Lastly is the well researched and written "Drowned In Tears: The Legend of La Llorona, From Folklore to Film." Exploring the various manifestations of the 'weeping woman' legend from the pre-dawn days of the Aztec goddess 'Cihuacoatl" to modern cinema sightings, this cross-cultural investigation of myth, fiction, and cultural transition is a splendid extra. Particularly interesting in the connections it traces between manifestations of the La Llorona legend and paralleling world crises, the various incarnations/types/meanings of this primal folklore motif are laid bare. While the essay certainly does justice to 'the weeping woman' figure, a subject so complex resists easy interpretation or summarization. Requiring a book to discuss the evolution/change of the legend across varying countries and time periods, it isn't surprising that a few early prop types of La Llorna are left out, including legends surrounding the original Jewish Lillith, the Greek Hecate, the 'Night Hag' of Northern Europe, and Black Annis, a revenant of the old Pagan world -- all of which were dangerous female spirits whose cravings/sins cursed them to hunt the night for children, and whose collective influence may be seen in the 'lady in white', or 'lady of the cross-roads", as she is also known. A keepsake, this booklet is easily the most unique supplement in the package.

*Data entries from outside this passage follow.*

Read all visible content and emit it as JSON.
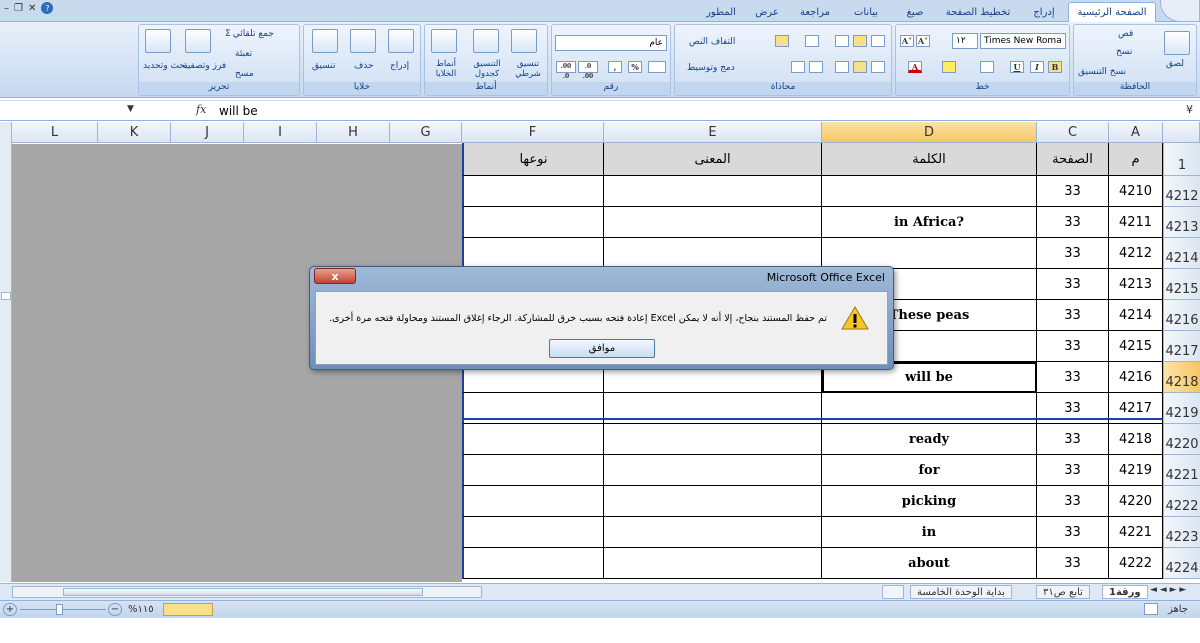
{
  "window": {
    "minimize": "–",
    "restore": "❐",
    "close": "✕",
    "help": "?"
  },
  "tabs": [
    "الصفحة الرئيسية",
    "إدراج",
    "تخطيط الصفحة",
    "صيغ",
    "بيانات",
    "مراجعة",
    "عرض",
    "المطور"
  ],
  "ribbon": {
    "clipboard": {
      "title": "الحافظة",
      "paste": "لصق",
      "cut": "قص",
      "copy": "نسخ",
      "format_painter": "نسخ التنسيق"
    },
    "font": {
      "title": "خط",
      "font_name": "Times New Roma",
      "font_size": "١٢",
      "bold": "B",
      "italic": "I",
      "underline": "U",
      "grow": "A˄",
      "shrink": "A˅"
    },
    "alignment": {
      "title": "محاذاة",
      "wrap": "التفاف النص",
      "merge": "دمج وتوسيط"
    },
    "number": {
      "title": "رقم",
      "format": "عام",
      "percent": "%",
      "comma": ",",
      "inc_dec": ".0 .00",
      "dec_dec": ".00 .0"
    },
    "styles": {
      "title": "أنماط",
      "conditional": "تنسيق شرطي",
      "table": "التنسيق كجدول",
      "cell_styles": "أنماط الخلايا"
    },
    "cells": {
      "title": "خلايا",
      "insert": "إدراج",
      "delete": "حذف",
      "format": "تنسيق"
    },
    "editing": {
      "title": "تحرير",
      "autosum": "جمع تلقائي",
      "fill": "تعبئة",
      "clear": "مسح",
      "sort": "فرز وتصفية",
      "find": "بحث وتحديد"
    }
  },
  "formula_bar": {
    "fx": "fx",
    "content": "will be"
  },
  "columns": [
    "A",
    "C",
    "D",
    "E",
    "F",
    "G",
    "H",
    "I",
    "J",
    "K",
    "L"
  ],
  "header_row": {
    "row_num": "1",
    "A": "م",
    "C": "الصفحة",
    "D": "الكلمة",
    "E": "المعنى",
    "F": "نوعها"
  },
  "rows": [
    {
      "num": "4212",
      "A": "4210",
      "C": "33",
      "D": ""
    },
    {
      "num": "4213",
      "A": "4211",
      "C": "33",
      "D": "in Africa?"
    },
    {
      "num": "4214",
      "A": "4212",
      "C": "33",
      "D": ""
    },
    {
      "num": "4215",
      "A": "4213",
      "C": "33",
      "D": ""
    },
    {
      "num": "4216",
      "A": "4214",
      "C": "33",
      "D": "These peas"
    },
    {
      "num": "4217",
      "A": "4215",
      "C": "33",
      "D": ""
    },
    {
      "num": "4218",
      "A": "4216",
      "C": "33",
      "D": "will be"
    },
    {
      "num": "4219",
      "A": "4217",
      "C": "33",
      "D": ""
    },
    {
      "num": "4220",
      "A": "4218",
      "C": "33",
      "D": "ready"
    },
    {
      "num": "4221",
      "A": "4219",
      "C": "33",
      "D": "for"
    },
    {
      "num": "4222",
      "A": "4220",
      "C": "33",
      "D": "picking"
    },
    {
      "num": "4223",
      "A": "4221",
      "C": "33",
      "D": "in"
    },
    {
      "num": "4224",
      "A": "4222",
      "C": "33",
      "D": "about"
    }
  ],
  "sheet_tabs": [
    "ورقة1",
    "تابع ص٣١",
    "بداية الوحدة الخامسة"
  ],
  "status": {
    "ready": "جاهز",
    "zoom": "%١١٥",
    "zoom_minus": "−",
    "zoom_plus": "+"
  },
  "dialog": {
    "title": "Microsoft Office Excel",
    "close": "x",
    "message": "تم حفظ المستند بنجاح، إلا أنه لا يمكن Excel إعادة فتحه بسبب خرق للمشاركة. الرجاء إغلاق المستند ومحاولة فتحه مرة أخرى.",
    "ok": "موافق"
  }
}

Entrenched in the soil of a land whose domestic terrors have included a formidable amount of civil strife, bloodshed, and superstition, Mexican horror draws its strength from the soil of its land and the roots of its people. Organic elements of repulsion, fear, and desire make monsters of us all, and such stories as this surreal masterwork capture this truth with simplistic elegance. Hope and love burns brightest in the shadows, and a subtle moral may even be found (although, thankfully, it is not forced upon us!). Inherently sexual, the film is also brazenly daring, questioning our faith in the world around us, and the means by which we perceive it. Launching their new line of classic Mexican Horror films with both this and The Witch's Mirror, CasaNegra promises to be a company to watch.
Review by William P. Simmons
|Released by CasaNegra|
|Region 1 NTSC|
|Extras : see main review|